Particularly when enterprises are considering a digital transformation, this technology ‘target fixation’ is a real issue. Leaders have to be technology aware these days – DIGITAL TRANSFORMATION is too big for the CTO alone: Businesses today live on data and their relationships with customers and suppliers exist as data flows through a software conduit. The technology organizations use defines them to their customers. It also makes a huge impact on profitability (i.e. how efficiently an organization translates its customer value into shareholder returns).

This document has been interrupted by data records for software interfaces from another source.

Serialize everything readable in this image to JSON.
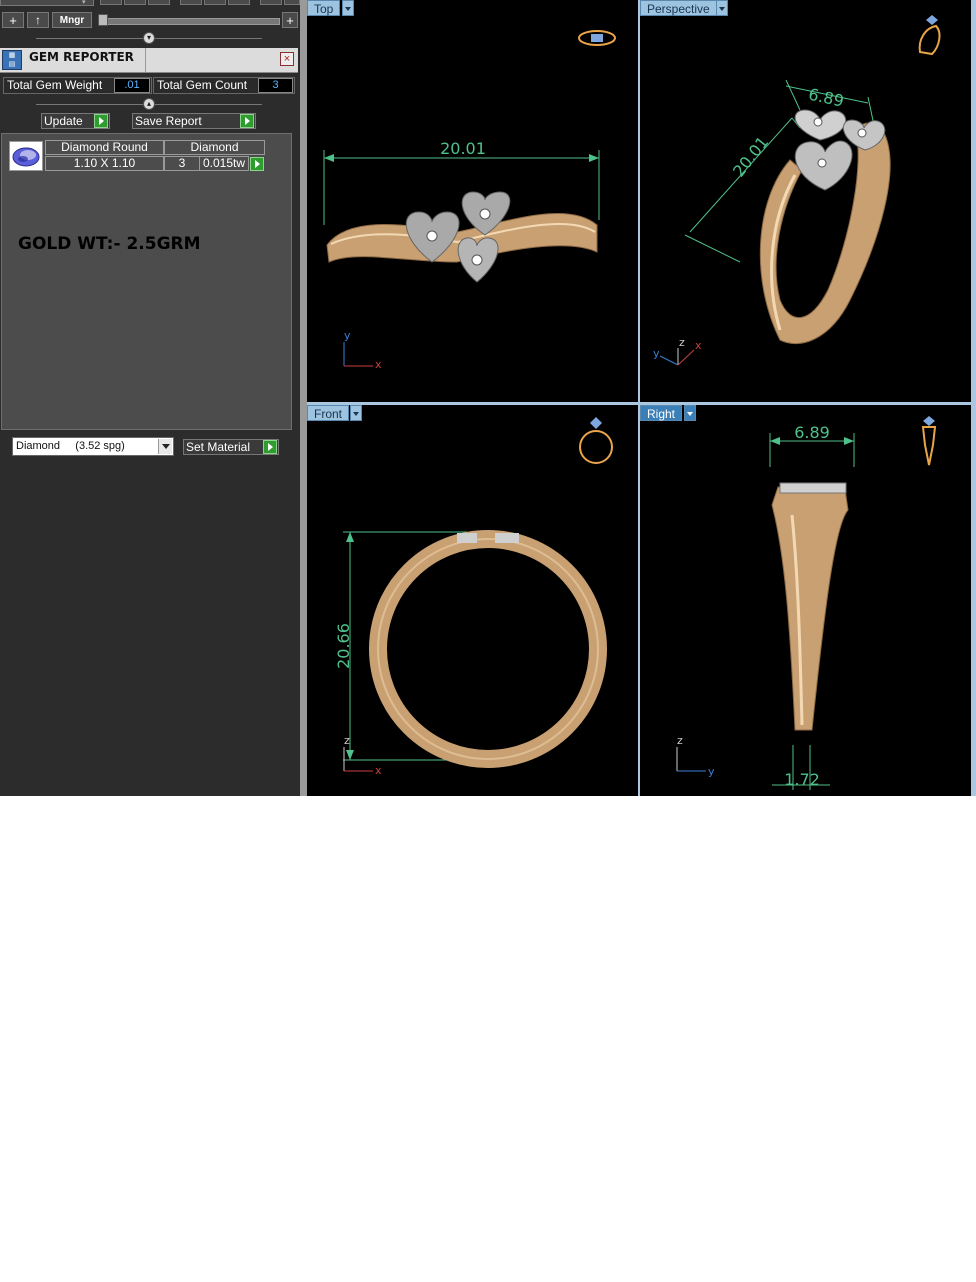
{
  "toolbar": {
    "row2": {
      "add_label": "+",
      "up_label": "↑",
      "manager_label": "Mngr",
      "plus_right_label": "+"
    }
  },
  "gem_reporter": {
    "title": "GEM REPORTER",
    "total_gem_weight_label": "Total Gem Weight",
    "total_gem_weight_value": ".01",
    "total_gem_count_label": "Total Gem Count",
    "total_gem_count_value": "3",
    "update_label": "Update",
    "save_report_label": "Save Report",
    "table": {
      "headers": [
        "Diamond Round",
        "Diamond"
      ],
      "row": {
        "size": "1.10 X 1.10",
        "count": "3",
        "weight": "0.015tw"
      }
    },
    "note": "GOLD WT:- 2.5GRM",
    "material_select": "Diamond     (3.52 spg)",
    "set_material_label": "Set Material"
  },
  "viewports": {
    "top": {
      "label": "Top",
      "dimension": "20.01",
      "axis_a": "y",
      "axis_b": "x"
    },
    "perspective": {
      "label": "Perspective",
      "dimension_a": "6.89",
      "dimension_b": "20.01",
      "axis_y": "y",
      "axis_z": "z",
      "axis_x": "x"
    },
    "front": {
      "label": "Front",
      "dimension": "20.66",
      "axis_a": "z",
      "axis_b": "x"
    },
    "right": {
      "label": "Right",
      "dimension_top": "6.89",
      "dimension_bottom": "1.72",
      "axis_a": "z",
      "axis_b": "y"
    }
  },
  "colors": {
    "viewport_bg": "#000000",
    "dimension_green": "#4fc18b",
    "gold": "#c9a072",
    "active_tab": "#3b7fb8"
  }
}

Speaking to a large number of CMOs and sales leaders as part of my research activity looking into marketing automation tooling last year, I was surprised how consistently these experienced leaders described how their businesses were awash with software apps and robotic solutions to the point of distraction. Each of these tools had been selected for doing a particular task or job really well – and I’m sure they do – but the unintended consequential impact of using all of these tools was a paucity of technology that did little more than distract.

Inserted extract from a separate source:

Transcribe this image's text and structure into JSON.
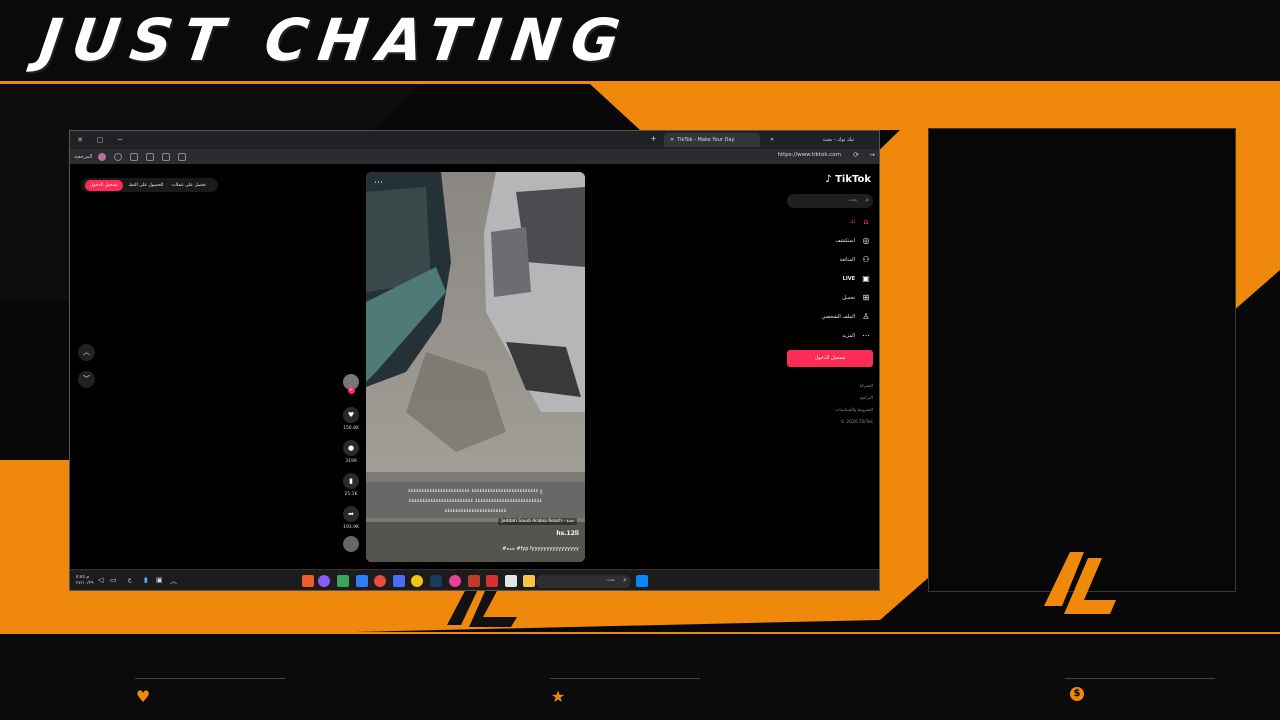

The world of business computing has shifted from a discussion around best-of-breed apps to solve particular needs, to looking more holistically at business models and how enterprises can maximize customer experience and shareholder returns with a single, unifying platform.

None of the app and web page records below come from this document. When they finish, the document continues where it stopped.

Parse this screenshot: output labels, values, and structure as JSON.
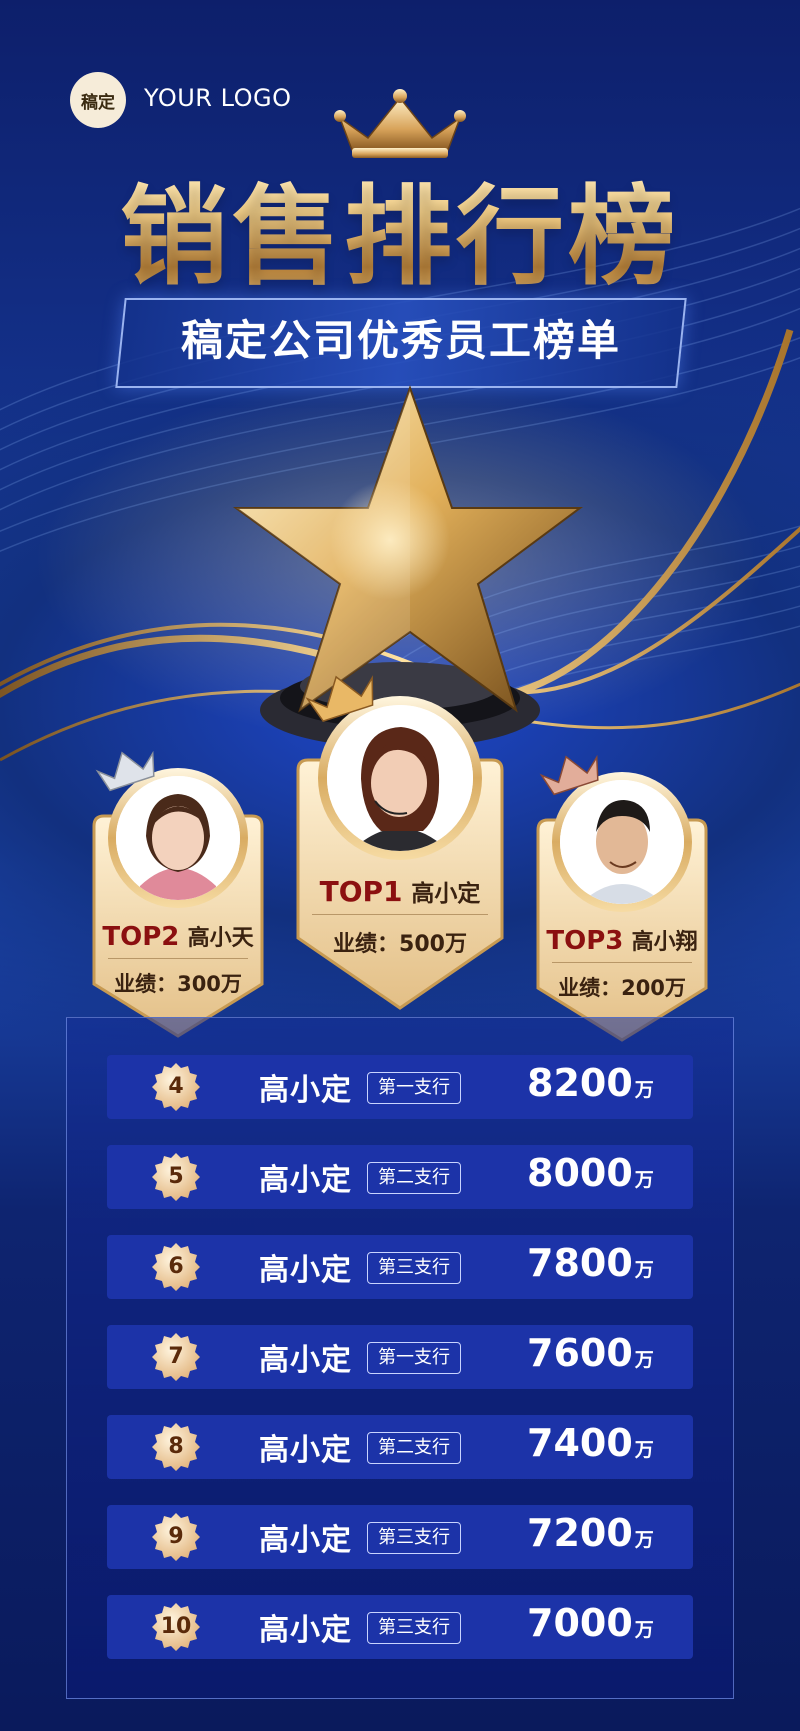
{
  "logo": {
    "badge": "稿定",
    "text": "YOUR LOGO"
  },
  "title": "销售排行榜",
  "subtitle": "稿定公司优秀员工榜单",
  "podium": [
    {
      "rank_label": "TOP1",
      "name": "高小定",
      "perf_label": "业绩：",
      "perf_value": "500万",
      "crown": "gold-crown-icon"
    },
    {
      "rank_label": "TOP2",
      "name": "高小天",
      "perf_label": "业绩：",
      "perf_value": "300万",
      "crown": "silver-crown-icon"
    },
    {
      "rank_label": "TOP3",
      "name": "高小翔",
      "perf_label": "业绩：",
      "perf_value": "200万",
      "crown": "bronze-crown-icon"
    }
  ],
  "list": [
    {
      "rank": "4",
      "name": "高小定",
      "branch": "第一支行",
      "amount": "8200",
      "unit": "万"
    },
    {
      "rank": "5",
      "name": "高小定",
      "branch": "第二支行",
      "amount": "8000",
      "unit": "万"
    },
    {
      "rank": "6",
      "name": "高小定",
      "branch": "第三支行",
      "amount": "7800",
      "unit": "万"
    },
    {
      "rank": "7",
      "name": "高小定",
      "branch": "第一支行",
      "amount": "7600",
      "unit": "万"
    },
    {
      "rank": "8",
      "name": "高小定",
      "branch": "第二支行",
      "amount": "7400",
      "unit": "万"
    },
    {
      "rank": "9",
      "name": "高小定",
      "branch": "第三支行",
      "amount": "7200",
      "unit": "万"
    },
    {
      "rank": "10",
      "name": "高小定",
      "branch": "第三支行",
      "amount": "7000",
      "unit": "万"
    }
  ],
  "colors": {
    "gold": "#e8c07a",
    "navy": "#0a1a5c",
    "row": "#1c33a8",
    "rank_red": "#8b1010"
  }
}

There are several ways leadership teams can tackle the automation and ‘digitialization’ of their enterprise.
One option is to start from the ground-roots, looking at the task related problems of work activities and lever in new tech-tools like Robotic Process Automation (RPA) to make improvements ‘one task at a time.’ The challenges this ground-up approach fosters inclde a lack of control afforded to IT and compliance teams over data, the increased risk of silos of data and activity being created, and the probability that any step-change in workflow design (or new tools and mechanisms) could obviate the need for these low-level tasks completely! There is a big risk that internal (and external) sponsors of technology tools will FIND more and more task automation opportunities to justify the time and spend on solutions, distorting how resources are being used to achieve departmental ends not enterprise level outcomes.
The next level of solutions focus on the automation of enterprise workflows using discipliesoftware application platforms. With document and business process management solutions, enterprises are able to turn their traditional paper-based workflows into a digital (superior) alternative, sometimes installing machine-to-machine processing and eradicating the need for humans to take on the role of ‘sub-processors’ or ‘glue-ware’ or ‘interpretors.’ One of the challenges of automation at a work
Sensibly, the highest level of automation is a top-down last year digital platform orchestration of the business model, but that requires a great deal more thought and design.
So how is your enterprise moving ahead with its digital transformation? And is it starting at the right level? Unless organizations have established a digital transformation governance team, the probability is that the task of improving how the enterprise works falls to departmental managers and portfolio holders that are bonused on the performance of their silo. Inevitably, when in search of quick-wins, the likely consequence of this lack of top-down control is that middle-managers will focus on plugging gaps and short-terms economies rather than step back and revisit the big picture.
Equipping teams and individuals with the SaaS apps they need (or like to use) might well be creating far too many rabbit holes for leadership teams to get lost in. Re-visiting business model designs and then considering a digital orchestration using a unifying applications design and deployment platform may sound like a longer-term agenda but the alternatives may just be adding more complexity and cost to your enterprise.
ABOUT THE AUTHOR
Ian Tomlin is an international business consultant, researcher and writer specializing in organization and business model design, growth and digital transformation. He serves on the management team of USTECH SOLUTIONS Inc as an independent advisor and is CEO of Newton Day.